The continuation of liberal trade policy advocated in the German and European raw materials strategies therefore systematically stands in the way of the possibility of sustainable and fair raw materials management in the interest of the populations of commodity-rich countries, and ultimately in the interest of us all.
The issues of recycling, substitution and resource efficiency are granted only marginal attention in both strategies: neither our patterns of resource consumption nor the constantly growing demand for resources worldwide are called into question. On the contrary: as the German federal government considers the situation on the international commodity markets to be “very critical,” it strives to support German businesses in entering the exploration business themselves. While the strategies do mention that such projects must “also take into consideration the protection of the climate, the soil, the water, the air and biological diversity,” binding clauses protecting human rights and the environment as well as social criteria are nowhere to be found.
In other words, from the perspective of resource policy, the opportunities for the commons to develop are coming under pressure from various sides.
For one thing, in many resource-rich developing countries, the state is taking over control of the management of local natural resources, often without taking account of the social and ecological consequences of such action. The contracts between governments and multinational corporations are overwhelmingly designed in such a way that only little money flows to government coffers and therefore, only a small amount is available for the common good. Although many developing countries succeeded in concluding significantly more advantageous contracts in recent years and are therefore in a position to sell their commodities at higher prices on the world market, this, too, guarantees neither sustainability nor social participation. The conflicts mentioned above between the community’s claims to land, soil and water on the one hand and the control, managed by nation-states, over the resources on the other, will remain in any case.

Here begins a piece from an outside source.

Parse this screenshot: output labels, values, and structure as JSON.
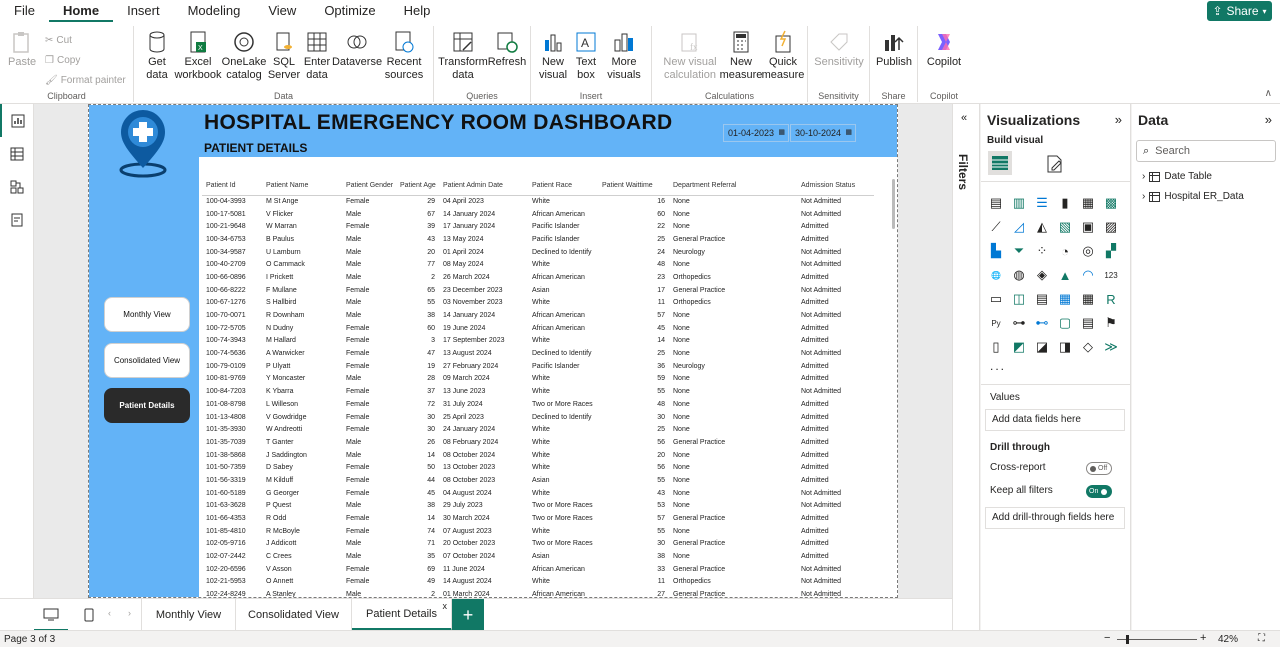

The losers in these conflicts are often the local communities, as is documented impressively in the present volume.
The raw materials strategies of the German federal government and the EU aim first and foremost to access those resources that others are – literally – sitting on. This sidelines the interests of the local populations.
Despite their own commitments to attaining coherence in development, (foreign) trade and investment policies, these policies thwart the German federal government’s and the EU’s efforts at poverty eradication or stabilization of the climate – and options for self-determined, commons-based development paths dwindle.